#203 HomopolarMotor

Build a basic homopolar motor.

Here’s a quick video of the circuit in action:



The homopolar motor was the first electrical motor to be built. Its operation was demonstrated by Michael Faraday in 1821 at the Royal Institution in London. It is also the operating principle behind railguns!

The basis of operation is pretty simple, once you understand magnitic and electric fields - which back then was really the edge of science.

The homopolar motor is driven by the Lorentz force.

The current from the battery flows through the wireframe. This intersects the magnetic field of the neodynium magents which is roughly perpendicular. The right-hand rule simplifies the understanding of the resulting force, which causes the motion.


Scam Alert

There are lots of demonstrations that claim “free energy”. Unfortunately, there is no such thing. Electrical potential of the battery is consumed in running the motor. Although it may not seem like it at first, the wire frame actually (intermittently) completes the circuit from positive to negitive of the battery, establishing the electric field. In fact the demo video shows how easy it is to deplete a battery in such a configuration!


The Build

Credits and References

Project Source on GitHub Project Gallery Return to the LEAP Catalog

This page is a web-friendly rendering of my project notes shared in the LEAP GitHub repository.

LEAP is just my personal collection of projects. Two main themes have emerged in recent years, sometimes combined:

  • electronics - usually involving an Arduino or other microprocessor in one way or another. Some are full-blown projects, while many are trivial breadboard experiments, intended to learn and explore something interesting
  • scale modelling - I caught the bug after deciding to build a Harrier during covid to demonstrate an electronic jet engine simulation. Let the fun begin..
To be honest, I haven't quite figured out if these two interests belong in the same GitHub repo or not. But for now - they are all here!

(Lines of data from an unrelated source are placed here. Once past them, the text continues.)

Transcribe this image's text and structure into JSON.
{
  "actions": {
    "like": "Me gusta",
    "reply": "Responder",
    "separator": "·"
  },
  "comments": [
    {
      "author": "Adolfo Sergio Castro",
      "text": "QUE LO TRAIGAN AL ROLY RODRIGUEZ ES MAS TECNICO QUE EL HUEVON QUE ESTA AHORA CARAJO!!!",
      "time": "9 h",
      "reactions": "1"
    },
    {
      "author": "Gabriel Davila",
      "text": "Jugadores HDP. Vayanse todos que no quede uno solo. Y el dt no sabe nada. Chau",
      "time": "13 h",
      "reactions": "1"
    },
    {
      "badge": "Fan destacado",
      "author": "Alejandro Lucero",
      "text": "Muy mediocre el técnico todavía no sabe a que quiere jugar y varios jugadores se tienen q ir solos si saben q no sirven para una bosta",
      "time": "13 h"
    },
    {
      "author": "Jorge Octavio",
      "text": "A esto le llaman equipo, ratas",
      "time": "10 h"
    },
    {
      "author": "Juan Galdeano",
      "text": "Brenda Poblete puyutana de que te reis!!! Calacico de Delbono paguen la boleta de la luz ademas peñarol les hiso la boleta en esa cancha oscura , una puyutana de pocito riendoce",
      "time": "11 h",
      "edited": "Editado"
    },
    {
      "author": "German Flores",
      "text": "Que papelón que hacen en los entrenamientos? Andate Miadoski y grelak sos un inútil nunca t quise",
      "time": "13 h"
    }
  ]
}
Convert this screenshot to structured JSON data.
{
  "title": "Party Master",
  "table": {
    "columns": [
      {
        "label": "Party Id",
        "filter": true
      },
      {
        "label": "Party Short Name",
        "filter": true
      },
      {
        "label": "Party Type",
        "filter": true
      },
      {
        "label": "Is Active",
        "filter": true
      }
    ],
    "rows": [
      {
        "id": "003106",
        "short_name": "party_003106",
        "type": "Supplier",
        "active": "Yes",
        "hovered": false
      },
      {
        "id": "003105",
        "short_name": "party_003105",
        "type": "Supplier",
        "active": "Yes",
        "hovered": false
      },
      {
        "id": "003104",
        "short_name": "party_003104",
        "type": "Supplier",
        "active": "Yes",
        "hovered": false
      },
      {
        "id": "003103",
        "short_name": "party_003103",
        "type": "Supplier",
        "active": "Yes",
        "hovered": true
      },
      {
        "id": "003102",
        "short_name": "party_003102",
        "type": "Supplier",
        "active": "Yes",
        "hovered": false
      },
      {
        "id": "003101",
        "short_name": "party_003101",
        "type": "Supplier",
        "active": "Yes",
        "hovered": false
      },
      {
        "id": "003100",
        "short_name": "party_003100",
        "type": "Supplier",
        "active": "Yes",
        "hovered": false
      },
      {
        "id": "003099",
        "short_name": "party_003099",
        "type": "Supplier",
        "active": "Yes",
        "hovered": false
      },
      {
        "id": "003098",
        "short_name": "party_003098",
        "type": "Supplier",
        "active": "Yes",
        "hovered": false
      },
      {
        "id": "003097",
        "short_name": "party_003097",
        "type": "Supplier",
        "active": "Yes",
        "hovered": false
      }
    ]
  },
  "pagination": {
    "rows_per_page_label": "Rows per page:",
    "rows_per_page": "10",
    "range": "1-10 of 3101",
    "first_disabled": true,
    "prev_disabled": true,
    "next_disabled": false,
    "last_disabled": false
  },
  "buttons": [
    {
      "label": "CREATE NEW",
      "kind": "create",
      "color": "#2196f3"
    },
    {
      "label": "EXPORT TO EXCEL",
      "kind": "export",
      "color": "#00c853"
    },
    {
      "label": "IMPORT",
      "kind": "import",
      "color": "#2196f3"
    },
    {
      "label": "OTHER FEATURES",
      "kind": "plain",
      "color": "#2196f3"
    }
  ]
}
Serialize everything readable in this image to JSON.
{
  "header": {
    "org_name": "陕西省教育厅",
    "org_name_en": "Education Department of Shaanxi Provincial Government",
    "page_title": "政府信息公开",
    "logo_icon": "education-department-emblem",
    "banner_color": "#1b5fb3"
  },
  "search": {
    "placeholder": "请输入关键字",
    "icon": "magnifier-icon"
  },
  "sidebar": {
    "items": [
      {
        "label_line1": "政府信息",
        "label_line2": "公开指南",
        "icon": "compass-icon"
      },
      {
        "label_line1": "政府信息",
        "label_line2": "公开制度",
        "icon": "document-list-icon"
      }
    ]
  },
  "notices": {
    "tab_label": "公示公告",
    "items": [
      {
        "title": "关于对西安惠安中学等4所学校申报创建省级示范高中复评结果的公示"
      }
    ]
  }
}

Projects are often inspired by things found wild on the net, or ideas from the many great electronics and scale modelling podcasts and YouTube channels. Feel free to borrow liberally, and if you spot any issues do let me know (or send a PR!). See the individual projects for credits where due.